The European Commission on Wednesday noted that the Portuguese banking sector has improved since the financial crisis, but has underperformed its European peers on several indicators, hampering its ability to support economic growth.
In the specific report on Portugal linked to the communication released today as part of the spring package of the European Semester, Brussels paints a picture of the evolution of the banking sector in Portugal, which it notes is relatively small compared to the European Union (EU) average, concentrated and with a prevalence of foreign institutions.
Pointing out that the sector “has come a long way since the 2008-2009 financial crisis”, it nevertheless notes that “it underperforms its European peers on several key indicators”.
The Commission’s experts note that with the financial assistance granted to Portugal in 2011, the Portuguese financial sector has “considerably” improved capital positions and non-performing loan (NPL) ratios in recent years, and most banks have also made “great progress” in digitalisation and cost efficiency.
Although it indicates that Portuguese banks have also strengthened capital ratios, it highlights that the sector average is still below the EU average, also noting that there are large differences in capital ratios between Portuguese banks.
At the same time, “despite the remarkable efforts of Portuguese banks to continue reducing their NPL stock”, the non-performing loans ratio “remains one of the highest in the EU (3.2% in Q3 2022 against an EU average of 1.8%)”.
“Moreover, these weaknesses hamper banks’ ability to effectively support economic growth and allocate capital to the economy efficiently,” it reads.
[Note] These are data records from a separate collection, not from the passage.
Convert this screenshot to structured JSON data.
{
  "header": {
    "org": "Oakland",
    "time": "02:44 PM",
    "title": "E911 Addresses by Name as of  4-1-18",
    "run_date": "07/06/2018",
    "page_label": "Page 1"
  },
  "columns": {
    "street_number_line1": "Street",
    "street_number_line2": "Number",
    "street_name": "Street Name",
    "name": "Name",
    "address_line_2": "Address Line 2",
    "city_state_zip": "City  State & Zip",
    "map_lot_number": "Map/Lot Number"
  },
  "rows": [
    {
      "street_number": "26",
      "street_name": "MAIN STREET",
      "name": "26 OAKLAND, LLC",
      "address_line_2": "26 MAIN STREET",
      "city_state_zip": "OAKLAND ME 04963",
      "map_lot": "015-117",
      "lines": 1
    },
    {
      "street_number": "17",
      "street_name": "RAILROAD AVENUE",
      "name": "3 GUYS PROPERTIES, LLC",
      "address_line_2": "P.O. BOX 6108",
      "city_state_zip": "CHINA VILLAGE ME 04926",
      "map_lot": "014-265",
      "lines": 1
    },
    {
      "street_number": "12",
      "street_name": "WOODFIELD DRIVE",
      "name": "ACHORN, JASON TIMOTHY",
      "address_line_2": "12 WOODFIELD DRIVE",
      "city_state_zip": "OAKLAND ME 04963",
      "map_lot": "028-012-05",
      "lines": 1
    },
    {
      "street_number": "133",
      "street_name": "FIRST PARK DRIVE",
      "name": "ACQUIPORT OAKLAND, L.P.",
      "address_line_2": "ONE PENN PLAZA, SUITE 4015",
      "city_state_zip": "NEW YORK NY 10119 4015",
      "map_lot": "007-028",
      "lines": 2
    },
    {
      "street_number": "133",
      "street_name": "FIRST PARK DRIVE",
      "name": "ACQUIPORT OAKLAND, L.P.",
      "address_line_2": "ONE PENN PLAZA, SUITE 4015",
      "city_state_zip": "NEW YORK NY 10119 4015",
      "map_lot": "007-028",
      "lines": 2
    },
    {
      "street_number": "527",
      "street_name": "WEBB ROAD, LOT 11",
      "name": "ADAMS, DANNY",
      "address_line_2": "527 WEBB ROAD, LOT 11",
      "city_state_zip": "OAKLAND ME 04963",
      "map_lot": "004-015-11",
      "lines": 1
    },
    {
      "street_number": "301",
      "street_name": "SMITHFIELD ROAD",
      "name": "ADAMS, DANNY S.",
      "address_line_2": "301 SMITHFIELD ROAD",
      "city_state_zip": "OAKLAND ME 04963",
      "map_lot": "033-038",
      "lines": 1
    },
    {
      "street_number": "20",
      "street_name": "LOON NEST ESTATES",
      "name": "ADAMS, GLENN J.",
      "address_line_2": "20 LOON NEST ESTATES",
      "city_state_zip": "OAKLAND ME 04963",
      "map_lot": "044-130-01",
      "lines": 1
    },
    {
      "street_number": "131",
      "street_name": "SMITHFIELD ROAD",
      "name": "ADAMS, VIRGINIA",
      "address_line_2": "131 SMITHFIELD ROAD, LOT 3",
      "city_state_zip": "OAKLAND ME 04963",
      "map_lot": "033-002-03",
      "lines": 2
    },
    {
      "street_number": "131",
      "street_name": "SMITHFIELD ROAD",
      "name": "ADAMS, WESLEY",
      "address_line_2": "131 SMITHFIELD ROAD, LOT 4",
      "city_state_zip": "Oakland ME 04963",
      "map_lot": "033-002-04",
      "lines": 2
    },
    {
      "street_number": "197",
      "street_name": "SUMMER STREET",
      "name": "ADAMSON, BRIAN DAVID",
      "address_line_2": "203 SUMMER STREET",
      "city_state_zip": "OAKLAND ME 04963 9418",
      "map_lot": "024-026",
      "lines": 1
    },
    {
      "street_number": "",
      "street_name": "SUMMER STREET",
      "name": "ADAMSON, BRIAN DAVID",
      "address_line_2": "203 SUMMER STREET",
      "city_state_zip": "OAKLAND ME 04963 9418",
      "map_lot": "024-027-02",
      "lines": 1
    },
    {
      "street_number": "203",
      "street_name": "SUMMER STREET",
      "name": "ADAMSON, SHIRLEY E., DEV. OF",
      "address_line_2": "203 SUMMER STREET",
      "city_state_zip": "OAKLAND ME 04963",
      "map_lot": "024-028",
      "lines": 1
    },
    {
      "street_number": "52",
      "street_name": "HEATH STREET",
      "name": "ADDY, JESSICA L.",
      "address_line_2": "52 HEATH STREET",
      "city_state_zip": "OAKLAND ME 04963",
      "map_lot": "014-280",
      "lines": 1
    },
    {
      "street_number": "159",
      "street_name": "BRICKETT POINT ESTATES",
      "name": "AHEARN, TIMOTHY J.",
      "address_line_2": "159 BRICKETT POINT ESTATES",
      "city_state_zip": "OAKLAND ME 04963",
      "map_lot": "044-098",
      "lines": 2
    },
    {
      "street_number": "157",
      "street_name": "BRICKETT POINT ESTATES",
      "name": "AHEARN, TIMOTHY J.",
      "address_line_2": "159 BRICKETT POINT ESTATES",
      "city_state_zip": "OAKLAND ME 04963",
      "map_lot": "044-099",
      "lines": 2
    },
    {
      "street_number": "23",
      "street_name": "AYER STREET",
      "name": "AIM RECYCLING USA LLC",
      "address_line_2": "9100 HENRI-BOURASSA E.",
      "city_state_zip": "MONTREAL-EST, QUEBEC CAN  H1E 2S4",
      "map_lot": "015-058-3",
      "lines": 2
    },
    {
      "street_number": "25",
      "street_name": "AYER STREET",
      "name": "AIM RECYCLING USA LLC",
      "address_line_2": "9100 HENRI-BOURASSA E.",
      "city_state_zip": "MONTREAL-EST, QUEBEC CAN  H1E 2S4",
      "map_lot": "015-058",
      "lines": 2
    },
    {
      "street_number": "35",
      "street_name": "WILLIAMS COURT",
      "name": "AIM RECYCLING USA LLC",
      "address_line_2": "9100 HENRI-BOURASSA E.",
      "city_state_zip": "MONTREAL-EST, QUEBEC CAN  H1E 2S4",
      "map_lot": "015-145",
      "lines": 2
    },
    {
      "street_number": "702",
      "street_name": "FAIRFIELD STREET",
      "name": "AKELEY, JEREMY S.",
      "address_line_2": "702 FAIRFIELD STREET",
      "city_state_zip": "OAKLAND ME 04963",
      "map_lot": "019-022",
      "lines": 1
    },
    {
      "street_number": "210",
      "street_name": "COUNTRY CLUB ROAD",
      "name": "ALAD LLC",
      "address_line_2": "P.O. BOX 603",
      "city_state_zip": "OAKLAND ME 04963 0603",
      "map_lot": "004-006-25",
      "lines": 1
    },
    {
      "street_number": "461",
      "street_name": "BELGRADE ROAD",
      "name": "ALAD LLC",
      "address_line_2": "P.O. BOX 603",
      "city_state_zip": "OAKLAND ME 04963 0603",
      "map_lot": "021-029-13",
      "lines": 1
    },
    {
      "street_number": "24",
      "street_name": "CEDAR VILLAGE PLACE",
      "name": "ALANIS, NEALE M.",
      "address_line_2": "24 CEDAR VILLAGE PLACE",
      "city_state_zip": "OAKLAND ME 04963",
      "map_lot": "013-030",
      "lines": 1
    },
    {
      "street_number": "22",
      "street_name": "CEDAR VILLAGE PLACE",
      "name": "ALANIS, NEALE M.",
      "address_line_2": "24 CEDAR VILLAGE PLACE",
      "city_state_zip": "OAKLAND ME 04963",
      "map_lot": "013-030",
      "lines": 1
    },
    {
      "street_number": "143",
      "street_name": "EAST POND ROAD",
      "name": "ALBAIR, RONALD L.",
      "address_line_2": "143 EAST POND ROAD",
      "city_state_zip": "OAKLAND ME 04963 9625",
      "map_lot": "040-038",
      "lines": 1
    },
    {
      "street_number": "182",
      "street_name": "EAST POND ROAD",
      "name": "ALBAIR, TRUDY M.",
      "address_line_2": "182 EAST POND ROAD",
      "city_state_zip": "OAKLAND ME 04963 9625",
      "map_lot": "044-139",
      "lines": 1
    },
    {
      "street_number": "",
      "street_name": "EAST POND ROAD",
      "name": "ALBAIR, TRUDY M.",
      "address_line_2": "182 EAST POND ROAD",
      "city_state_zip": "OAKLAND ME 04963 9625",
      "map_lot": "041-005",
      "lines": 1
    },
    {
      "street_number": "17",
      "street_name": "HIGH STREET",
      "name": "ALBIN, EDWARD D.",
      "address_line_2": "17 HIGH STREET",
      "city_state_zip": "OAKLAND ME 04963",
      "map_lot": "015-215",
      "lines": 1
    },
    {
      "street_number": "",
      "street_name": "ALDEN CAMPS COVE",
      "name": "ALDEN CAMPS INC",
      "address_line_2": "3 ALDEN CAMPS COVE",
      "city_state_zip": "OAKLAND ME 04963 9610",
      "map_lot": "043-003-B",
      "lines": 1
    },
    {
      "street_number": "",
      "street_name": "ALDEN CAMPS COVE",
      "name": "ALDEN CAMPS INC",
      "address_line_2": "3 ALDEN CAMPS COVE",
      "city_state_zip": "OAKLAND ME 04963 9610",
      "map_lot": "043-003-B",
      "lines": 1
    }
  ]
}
Brussels also notes that rising interest rates are boosting banks’ revenues and considers that banks appear “reasonably well prepared (through provisions) to address most of the potential vulnerabilities arising from inflation and the normalisation of monetary policy”.
As the EC had already warned, it states that “the housing market and its implications for financial stability remain an area of concern”, as 90% of mortgages in Portugal are variable rate, so the rise in Euribor could substantially increase monthly loan instalments.
“Families under financial stress could end up defaulting on their mortgage loans,” it warns, considering that, on the other hand, there are some mitigating factors, such as the proportion of disposable income needed to cover the average monthly mortgage payment in Portugal is still bearable for most families and “well below the level observed a decade ago” or the recent support measures in this area implemented by the government.